Appendix I1 Instructions for preparing input data for plane, axisymmetric and plate bending problems Appendix I11 Instructions for preparing input data for dynamic transient problems Appendix IV Sample input data and line printer output for one- and two-dimensional applications Author Index Subject Index





The purpose of this text is to present and demonstrate the use of finite element based methods for the solution of problems involving plasticity. As well as the conventional quasi-static incremental theory of plasticity, attention is given to the slow transient phenomenon of elasto-viscoplastic behaviour and also to dynamic transient problems. We make no pretence that the text provides a complete treatment of any of these topics but rather we see it as - an attempt to present numerical solution techniques, which have been well tried and tested, for selected important areas of application. In our earlier books on finite elements we have concentrated on linear applications. Here we attempt the much more daunting task of introducing, in detail, the use of finite elements for solving problems in which plasticity effects are present. To our knowledge it is the first such book. Our main idea is to present the theory and detailed algorithms in the form of modular routines written in FORTRAN which can be linked together to form 13 finite element plasticity programs. Writing this book has been in itself, rather like solving a nonlinear finite element problem. We have gone through many iterations and we hope that we have now converged to a reasonable 'solution'. As in many real engineering situations our convergence criterion has been influenced by a deadline. In our case the deadline was largely self-imposed as we have already been engaged on this project for more than three years. We do not believe our solution to be unique or in any sense optimal. We merely offer it to fill a gap in the existing literature. The text is arranged in three main parts. Part I is devoted to onedimensional problems. These relatively simple applications are possibly the most important in the book; since all the essential features of nonlinear finite element analysis are immediately recognisable without the distractions and complications that are present in general continuum problems. Part I1 deals with the two-dimensional applications of plane stress/strain and axisymmetric continua and plate bending problems. Finally in Part I11 we present some dynamic transient applications and briefly describe some further developments. All of the programs presented in this text have been specially written by the authors. In the development of the subroutines for the solution algorithms described, a conflict inevitably arose between computational efficiency
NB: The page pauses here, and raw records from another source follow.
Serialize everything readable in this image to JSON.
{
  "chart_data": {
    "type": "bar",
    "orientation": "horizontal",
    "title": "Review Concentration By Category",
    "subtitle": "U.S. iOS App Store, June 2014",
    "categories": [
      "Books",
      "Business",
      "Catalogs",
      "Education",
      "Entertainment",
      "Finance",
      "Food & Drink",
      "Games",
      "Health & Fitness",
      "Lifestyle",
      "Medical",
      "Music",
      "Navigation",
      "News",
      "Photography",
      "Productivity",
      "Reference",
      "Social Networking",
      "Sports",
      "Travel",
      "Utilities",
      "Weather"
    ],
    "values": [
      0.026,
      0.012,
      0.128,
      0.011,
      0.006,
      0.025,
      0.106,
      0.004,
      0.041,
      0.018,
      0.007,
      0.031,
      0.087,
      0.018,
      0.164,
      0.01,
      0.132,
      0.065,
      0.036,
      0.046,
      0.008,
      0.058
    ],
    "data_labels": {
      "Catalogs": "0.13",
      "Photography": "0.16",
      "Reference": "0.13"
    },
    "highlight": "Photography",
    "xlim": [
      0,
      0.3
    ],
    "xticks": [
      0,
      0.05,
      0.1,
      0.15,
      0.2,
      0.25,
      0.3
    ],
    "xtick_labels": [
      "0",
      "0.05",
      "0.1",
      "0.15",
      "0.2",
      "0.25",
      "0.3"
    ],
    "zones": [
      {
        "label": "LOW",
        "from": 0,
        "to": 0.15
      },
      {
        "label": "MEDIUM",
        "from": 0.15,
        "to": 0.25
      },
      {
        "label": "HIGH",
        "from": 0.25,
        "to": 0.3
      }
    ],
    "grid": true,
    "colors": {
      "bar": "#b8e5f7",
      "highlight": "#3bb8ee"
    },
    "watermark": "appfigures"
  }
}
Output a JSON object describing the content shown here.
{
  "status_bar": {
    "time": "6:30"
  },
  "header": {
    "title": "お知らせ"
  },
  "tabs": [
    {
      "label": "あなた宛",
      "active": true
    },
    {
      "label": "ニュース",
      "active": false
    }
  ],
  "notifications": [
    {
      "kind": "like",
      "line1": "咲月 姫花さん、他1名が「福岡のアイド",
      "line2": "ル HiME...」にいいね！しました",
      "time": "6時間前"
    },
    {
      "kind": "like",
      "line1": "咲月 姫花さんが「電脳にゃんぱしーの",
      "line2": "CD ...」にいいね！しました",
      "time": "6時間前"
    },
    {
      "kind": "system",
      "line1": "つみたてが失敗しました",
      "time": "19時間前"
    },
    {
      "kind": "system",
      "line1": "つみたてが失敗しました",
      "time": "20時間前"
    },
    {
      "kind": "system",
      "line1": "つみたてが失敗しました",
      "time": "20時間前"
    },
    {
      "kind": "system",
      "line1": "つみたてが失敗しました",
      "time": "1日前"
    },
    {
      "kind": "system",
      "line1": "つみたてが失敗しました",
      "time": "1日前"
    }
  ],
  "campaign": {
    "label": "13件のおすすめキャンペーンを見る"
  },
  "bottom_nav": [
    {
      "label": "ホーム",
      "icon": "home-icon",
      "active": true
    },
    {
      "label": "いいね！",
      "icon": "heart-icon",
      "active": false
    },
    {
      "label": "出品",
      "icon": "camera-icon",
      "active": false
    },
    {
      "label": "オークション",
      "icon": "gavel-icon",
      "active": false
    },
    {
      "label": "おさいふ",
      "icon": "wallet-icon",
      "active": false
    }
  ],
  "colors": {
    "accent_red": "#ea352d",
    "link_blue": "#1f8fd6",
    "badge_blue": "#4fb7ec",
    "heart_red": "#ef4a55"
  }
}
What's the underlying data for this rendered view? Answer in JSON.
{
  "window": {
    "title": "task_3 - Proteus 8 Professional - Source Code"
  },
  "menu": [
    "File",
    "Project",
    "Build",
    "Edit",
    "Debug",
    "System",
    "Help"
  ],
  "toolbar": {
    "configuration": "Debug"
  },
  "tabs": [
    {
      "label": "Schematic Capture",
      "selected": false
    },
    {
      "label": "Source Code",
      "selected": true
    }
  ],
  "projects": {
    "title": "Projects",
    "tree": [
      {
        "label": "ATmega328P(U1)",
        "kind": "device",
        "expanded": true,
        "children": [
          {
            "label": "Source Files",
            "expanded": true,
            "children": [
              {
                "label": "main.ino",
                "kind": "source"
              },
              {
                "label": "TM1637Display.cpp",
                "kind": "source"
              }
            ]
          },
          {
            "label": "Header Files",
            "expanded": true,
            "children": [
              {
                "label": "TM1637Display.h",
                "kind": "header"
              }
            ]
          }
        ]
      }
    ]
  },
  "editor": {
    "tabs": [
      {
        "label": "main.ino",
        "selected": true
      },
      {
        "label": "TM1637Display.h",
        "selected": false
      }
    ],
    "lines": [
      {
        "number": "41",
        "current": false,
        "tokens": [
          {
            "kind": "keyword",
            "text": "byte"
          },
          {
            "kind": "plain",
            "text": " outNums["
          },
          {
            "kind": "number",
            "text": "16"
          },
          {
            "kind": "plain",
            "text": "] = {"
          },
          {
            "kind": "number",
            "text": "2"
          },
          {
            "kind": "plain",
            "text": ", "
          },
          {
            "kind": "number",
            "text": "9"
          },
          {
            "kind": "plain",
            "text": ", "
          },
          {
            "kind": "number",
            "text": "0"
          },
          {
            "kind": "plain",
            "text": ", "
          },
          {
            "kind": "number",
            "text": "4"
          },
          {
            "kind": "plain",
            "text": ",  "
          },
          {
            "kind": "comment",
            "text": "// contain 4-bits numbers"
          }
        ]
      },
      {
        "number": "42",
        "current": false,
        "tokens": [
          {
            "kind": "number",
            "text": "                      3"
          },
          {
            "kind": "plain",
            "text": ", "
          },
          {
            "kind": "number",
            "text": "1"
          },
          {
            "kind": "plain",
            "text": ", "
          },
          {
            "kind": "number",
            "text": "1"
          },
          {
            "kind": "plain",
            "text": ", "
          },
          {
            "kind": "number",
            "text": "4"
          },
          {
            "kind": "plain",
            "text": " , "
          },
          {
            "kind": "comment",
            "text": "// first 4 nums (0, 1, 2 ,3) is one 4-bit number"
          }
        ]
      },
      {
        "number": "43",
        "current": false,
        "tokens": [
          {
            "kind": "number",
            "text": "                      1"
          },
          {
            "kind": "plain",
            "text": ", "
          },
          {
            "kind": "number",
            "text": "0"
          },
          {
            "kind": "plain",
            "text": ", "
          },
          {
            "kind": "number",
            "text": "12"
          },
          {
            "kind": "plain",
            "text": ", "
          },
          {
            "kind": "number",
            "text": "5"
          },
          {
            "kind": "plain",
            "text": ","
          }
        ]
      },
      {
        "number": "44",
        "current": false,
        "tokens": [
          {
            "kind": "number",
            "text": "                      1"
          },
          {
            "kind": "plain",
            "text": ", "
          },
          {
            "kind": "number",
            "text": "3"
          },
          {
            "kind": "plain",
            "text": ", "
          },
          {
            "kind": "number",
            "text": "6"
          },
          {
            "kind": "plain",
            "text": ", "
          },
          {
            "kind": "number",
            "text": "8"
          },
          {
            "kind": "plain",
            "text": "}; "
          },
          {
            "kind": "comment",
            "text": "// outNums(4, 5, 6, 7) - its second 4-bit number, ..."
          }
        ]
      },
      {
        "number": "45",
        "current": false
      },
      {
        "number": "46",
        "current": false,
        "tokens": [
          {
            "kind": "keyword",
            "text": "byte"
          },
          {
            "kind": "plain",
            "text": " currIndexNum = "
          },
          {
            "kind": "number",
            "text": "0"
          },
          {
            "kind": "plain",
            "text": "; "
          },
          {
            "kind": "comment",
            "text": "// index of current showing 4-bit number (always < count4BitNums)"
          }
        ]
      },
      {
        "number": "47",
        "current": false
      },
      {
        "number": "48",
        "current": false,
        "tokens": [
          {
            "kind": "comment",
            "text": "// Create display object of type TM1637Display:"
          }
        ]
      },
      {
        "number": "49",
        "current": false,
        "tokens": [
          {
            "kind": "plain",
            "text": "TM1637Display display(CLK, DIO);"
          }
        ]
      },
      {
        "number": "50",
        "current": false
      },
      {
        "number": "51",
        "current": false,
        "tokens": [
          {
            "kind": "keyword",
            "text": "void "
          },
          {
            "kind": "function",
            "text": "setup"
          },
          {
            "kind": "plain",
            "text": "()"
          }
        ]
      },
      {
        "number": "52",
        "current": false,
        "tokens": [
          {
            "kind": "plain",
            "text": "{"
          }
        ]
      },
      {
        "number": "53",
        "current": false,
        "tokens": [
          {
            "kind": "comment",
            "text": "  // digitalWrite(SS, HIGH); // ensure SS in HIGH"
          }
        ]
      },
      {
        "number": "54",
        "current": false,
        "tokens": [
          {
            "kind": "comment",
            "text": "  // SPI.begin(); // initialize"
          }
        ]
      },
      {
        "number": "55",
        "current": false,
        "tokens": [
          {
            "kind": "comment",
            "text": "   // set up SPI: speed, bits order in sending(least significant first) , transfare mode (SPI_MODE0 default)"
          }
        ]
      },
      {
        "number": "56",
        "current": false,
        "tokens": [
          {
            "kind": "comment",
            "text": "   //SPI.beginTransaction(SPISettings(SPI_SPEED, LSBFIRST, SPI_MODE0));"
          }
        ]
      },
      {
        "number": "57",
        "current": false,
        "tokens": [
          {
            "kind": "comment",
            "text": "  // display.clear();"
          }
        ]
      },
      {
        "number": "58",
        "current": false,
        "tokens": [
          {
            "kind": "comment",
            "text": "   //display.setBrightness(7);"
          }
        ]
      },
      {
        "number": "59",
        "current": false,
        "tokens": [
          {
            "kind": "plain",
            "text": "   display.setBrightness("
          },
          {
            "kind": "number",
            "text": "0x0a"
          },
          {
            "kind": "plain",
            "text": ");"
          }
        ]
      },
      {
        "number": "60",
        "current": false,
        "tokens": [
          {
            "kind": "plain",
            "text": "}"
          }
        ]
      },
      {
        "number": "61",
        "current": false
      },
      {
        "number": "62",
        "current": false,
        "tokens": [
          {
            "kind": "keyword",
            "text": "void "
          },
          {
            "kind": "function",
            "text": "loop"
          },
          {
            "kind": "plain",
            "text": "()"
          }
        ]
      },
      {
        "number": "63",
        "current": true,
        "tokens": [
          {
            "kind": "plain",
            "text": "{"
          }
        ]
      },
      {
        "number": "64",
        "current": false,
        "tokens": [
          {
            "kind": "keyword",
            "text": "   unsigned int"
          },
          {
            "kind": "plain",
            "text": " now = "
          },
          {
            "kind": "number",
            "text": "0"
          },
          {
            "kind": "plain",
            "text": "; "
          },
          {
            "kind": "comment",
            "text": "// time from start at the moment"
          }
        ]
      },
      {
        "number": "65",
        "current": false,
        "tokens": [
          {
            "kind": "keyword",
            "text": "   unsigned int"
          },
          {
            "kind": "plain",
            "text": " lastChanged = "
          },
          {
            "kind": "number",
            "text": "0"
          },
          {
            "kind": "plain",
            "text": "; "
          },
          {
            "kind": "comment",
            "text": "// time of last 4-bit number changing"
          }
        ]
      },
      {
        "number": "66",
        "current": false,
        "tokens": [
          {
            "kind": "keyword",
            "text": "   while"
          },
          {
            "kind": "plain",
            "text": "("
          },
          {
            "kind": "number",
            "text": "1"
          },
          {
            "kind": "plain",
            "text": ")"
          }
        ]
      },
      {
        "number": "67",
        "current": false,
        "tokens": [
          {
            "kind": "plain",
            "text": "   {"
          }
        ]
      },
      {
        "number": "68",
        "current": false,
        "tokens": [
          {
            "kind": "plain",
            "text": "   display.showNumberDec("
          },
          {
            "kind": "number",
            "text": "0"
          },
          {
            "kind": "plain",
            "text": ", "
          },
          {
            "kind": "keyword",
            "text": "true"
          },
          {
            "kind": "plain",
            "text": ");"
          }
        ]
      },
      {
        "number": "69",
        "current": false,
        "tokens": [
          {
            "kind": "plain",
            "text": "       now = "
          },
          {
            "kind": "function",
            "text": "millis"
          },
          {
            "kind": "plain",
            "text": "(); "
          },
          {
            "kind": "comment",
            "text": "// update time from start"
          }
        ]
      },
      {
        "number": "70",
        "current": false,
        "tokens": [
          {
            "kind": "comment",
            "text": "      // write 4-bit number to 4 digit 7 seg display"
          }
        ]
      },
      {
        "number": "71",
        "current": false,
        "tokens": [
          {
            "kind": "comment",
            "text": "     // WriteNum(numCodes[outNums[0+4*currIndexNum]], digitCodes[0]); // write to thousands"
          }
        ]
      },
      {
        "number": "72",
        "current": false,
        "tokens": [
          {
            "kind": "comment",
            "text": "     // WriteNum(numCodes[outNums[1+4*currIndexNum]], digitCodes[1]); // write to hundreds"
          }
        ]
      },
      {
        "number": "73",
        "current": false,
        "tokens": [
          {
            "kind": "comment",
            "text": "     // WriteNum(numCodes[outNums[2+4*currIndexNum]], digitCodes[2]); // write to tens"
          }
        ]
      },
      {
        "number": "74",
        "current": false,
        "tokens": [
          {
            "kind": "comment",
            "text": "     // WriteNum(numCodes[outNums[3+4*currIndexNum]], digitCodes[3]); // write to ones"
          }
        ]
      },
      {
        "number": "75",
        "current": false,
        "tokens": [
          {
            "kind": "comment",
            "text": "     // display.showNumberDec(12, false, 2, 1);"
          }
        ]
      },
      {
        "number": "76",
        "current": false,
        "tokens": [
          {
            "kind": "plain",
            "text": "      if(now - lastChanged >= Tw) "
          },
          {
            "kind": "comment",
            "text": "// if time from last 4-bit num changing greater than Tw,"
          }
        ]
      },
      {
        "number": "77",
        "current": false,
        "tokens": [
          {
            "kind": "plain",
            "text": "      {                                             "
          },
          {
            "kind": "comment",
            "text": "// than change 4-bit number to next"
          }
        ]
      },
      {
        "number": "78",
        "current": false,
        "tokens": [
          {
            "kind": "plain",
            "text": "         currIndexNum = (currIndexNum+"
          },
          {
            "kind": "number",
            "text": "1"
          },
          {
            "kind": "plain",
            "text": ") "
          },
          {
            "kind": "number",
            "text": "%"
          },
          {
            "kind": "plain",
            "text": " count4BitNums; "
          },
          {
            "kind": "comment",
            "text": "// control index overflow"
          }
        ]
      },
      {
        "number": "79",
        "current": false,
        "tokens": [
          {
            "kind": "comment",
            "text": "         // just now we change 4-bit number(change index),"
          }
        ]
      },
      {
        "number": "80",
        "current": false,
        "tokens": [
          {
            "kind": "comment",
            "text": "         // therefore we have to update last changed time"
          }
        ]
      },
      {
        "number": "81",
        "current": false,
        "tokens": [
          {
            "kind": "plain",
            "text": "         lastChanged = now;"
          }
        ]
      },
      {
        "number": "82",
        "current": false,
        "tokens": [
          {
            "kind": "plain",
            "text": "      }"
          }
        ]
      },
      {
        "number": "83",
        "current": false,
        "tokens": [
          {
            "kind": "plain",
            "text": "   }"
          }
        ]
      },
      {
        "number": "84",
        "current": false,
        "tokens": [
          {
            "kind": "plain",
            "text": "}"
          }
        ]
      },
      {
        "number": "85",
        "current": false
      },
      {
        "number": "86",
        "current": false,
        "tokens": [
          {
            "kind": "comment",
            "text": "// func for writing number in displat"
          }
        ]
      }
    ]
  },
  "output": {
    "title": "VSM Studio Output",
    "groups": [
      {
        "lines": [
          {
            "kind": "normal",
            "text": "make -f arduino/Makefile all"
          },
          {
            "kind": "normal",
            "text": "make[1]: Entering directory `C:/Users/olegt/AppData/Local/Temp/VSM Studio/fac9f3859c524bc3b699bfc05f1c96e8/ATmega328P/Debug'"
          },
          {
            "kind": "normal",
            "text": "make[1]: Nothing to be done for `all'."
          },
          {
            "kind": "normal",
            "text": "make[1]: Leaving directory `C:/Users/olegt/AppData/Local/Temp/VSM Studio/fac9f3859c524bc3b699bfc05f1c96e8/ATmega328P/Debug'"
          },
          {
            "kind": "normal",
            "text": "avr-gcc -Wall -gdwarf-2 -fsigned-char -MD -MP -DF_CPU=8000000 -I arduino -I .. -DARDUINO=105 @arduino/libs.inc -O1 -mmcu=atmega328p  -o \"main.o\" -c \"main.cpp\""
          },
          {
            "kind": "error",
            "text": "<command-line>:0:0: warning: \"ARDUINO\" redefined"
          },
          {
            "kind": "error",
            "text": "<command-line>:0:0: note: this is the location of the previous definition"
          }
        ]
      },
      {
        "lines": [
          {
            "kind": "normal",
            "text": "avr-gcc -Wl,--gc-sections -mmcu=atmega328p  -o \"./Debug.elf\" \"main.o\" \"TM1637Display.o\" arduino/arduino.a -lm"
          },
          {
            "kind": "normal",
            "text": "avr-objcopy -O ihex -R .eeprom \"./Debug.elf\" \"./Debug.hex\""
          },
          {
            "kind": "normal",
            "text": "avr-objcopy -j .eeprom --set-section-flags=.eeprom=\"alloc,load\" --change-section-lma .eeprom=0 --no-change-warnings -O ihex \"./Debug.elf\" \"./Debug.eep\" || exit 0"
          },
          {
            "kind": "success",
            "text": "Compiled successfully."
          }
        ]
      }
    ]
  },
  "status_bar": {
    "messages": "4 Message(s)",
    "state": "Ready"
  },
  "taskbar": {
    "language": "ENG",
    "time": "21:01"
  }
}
xi i


and clarity of coding. Whatever sacrifices have been made have been biased towards satisfying the latter condition. However, we believe that the codes presented are both reasonably efficient and flexible and have potential usage in commercial as well as teaching and research environments. A total of 132 subroutines are presented which amount to more than 8,000 statements. The 13 assembled programs comprise approximately 20,000 statements. To aid readers wishing to implement the programs a magnetic tape of the computer codes together with the test input data listed in Appendix IV is available kom the publishers. Although every attempt has been made to verify the programs, no responsibility can be accepted for their performance in practice. A further feature of the book is that each chapter contains several exercises for further study. We are indebted to many people for their direct or indirect assistance in the preparation of this text. This preface would not be complete without an acknowledgment of this debt and a record of our gratitude to the following: To Professor 0.C. Zienkiewicz for his pioneering work and stimulating influence. To Professor G. C. Nayak whose work on numerical analysis of plasticity problems has significantly influenced the present text. To Dr. I. C. Cormeau whose thesis on viscoplasticity has been an invaluable source of information. To Professor K. J. Bathe for permission to use the profile equation solver included in Chapter 11. To N. Bicanic, D. K. Paul, H. H. Abdel Rahman and M. M. Huq for their generous assistance in the preparation of several chapters. To our colleagues and former research workers in the Department of Civil Engineering, University College of Swan